# WHAT TO DO
In the material below, some lines carry "this". Copy each such line.

# ENTRIES SUPPLIED
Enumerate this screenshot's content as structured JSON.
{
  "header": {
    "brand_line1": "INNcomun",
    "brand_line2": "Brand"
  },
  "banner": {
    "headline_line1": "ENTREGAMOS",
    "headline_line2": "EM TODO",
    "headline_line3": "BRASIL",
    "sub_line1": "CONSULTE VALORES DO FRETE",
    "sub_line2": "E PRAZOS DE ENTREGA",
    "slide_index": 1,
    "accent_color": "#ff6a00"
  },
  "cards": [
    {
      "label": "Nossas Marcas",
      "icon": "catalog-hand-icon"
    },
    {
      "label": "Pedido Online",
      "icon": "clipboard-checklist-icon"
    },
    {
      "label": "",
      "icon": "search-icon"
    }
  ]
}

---

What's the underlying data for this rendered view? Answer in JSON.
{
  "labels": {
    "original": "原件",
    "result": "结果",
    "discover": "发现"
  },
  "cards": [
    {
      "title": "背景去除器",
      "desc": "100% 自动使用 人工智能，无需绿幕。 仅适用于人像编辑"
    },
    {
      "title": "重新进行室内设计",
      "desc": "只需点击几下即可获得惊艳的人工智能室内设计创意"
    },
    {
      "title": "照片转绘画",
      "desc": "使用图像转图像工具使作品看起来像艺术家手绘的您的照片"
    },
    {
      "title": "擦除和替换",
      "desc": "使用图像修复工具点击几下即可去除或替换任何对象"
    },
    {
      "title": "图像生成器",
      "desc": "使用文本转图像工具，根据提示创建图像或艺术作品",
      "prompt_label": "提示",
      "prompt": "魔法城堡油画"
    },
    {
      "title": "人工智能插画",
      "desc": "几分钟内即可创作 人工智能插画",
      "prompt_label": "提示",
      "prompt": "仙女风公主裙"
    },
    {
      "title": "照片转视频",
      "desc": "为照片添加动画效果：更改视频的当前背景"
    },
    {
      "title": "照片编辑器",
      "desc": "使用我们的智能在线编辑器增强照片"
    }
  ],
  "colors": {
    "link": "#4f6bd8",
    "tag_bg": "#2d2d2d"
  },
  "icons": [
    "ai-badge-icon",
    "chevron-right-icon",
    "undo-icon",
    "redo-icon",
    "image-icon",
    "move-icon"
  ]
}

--

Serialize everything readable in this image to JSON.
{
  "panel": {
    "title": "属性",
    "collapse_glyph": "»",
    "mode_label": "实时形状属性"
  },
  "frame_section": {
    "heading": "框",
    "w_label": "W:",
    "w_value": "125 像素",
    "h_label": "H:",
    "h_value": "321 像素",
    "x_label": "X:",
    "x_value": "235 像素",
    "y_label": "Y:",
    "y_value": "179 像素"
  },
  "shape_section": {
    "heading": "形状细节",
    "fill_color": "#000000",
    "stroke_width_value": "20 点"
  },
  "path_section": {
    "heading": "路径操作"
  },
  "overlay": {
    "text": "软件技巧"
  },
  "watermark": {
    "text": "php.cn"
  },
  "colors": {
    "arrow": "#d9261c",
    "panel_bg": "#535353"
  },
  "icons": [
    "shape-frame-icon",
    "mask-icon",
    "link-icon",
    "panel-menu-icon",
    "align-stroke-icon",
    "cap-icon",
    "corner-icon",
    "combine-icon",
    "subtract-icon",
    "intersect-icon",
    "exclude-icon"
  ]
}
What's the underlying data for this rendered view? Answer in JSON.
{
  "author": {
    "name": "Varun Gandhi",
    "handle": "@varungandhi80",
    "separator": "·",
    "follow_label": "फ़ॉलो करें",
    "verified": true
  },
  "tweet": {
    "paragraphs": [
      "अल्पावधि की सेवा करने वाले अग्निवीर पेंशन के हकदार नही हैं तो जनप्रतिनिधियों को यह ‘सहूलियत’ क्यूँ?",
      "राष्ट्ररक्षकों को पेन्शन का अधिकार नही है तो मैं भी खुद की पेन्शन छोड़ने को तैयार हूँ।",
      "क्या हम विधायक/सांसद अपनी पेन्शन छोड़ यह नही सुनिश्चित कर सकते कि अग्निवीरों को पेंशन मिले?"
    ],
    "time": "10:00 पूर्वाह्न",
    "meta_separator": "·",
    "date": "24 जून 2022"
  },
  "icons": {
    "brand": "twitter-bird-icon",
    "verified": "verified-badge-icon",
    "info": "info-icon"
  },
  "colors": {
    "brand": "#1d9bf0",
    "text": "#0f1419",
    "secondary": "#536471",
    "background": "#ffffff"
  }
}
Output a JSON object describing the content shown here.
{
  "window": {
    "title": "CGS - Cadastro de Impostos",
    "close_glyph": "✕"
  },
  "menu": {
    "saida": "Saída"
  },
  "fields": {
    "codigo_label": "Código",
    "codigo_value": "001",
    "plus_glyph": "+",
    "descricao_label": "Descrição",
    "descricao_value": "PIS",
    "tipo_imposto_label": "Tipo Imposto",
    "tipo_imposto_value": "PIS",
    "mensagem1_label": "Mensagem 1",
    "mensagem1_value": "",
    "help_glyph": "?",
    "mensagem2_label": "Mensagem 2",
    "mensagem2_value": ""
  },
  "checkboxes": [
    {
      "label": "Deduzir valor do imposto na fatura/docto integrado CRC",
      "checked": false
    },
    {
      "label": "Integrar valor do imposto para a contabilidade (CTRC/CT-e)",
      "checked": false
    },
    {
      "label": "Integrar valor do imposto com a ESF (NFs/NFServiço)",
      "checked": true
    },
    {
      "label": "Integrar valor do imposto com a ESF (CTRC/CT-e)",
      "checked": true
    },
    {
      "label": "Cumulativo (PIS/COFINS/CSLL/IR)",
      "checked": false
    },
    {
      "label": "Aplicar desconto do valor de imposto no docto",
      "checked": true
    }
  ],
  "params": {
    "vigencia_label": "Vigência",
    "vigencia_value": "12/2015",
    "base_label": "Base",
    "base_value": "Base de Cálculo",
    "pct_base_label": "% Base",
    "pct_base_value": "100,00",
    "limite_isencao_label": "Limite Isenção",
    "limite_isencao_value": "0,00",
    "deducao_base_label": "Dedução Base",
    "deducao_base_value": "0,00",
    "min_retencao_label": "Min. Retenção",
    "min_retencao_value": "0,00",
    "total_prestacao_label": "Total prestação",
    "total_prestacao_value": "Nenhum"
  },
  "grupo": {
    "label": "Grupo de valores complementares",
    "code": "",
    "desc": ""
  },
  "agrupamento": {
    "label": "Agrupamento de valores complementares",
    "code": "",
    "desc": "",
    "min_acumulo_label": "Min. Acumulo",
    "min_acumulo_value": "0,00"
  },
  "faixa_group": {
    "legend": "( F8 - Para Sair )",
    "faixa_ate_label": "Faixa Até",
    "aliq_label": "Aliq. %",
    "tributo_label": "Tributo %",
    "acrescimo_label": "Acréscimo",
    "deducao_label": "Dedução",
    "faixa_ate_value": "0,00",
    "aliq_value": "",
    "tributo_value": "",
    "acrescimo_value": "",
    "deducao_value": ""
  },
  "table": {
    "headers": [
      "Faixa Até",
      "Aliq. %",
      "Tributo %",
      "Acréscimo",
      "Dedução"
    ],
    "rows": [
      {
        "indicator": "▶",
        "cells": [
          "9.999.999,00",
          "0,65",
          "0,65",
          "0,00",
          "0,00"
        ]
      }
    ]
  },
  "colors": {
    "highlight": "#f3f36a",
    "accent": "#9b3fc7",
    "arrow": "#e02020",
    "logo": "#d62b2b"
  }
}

# RESULT
Enumerate this screenshot's content as structured JSON.
What's the underlying data for this rendered view? Answer in JSON.
Serialize everything readable in this image to JSON.
What's the underlying data for this rendered view? Answer in JSON.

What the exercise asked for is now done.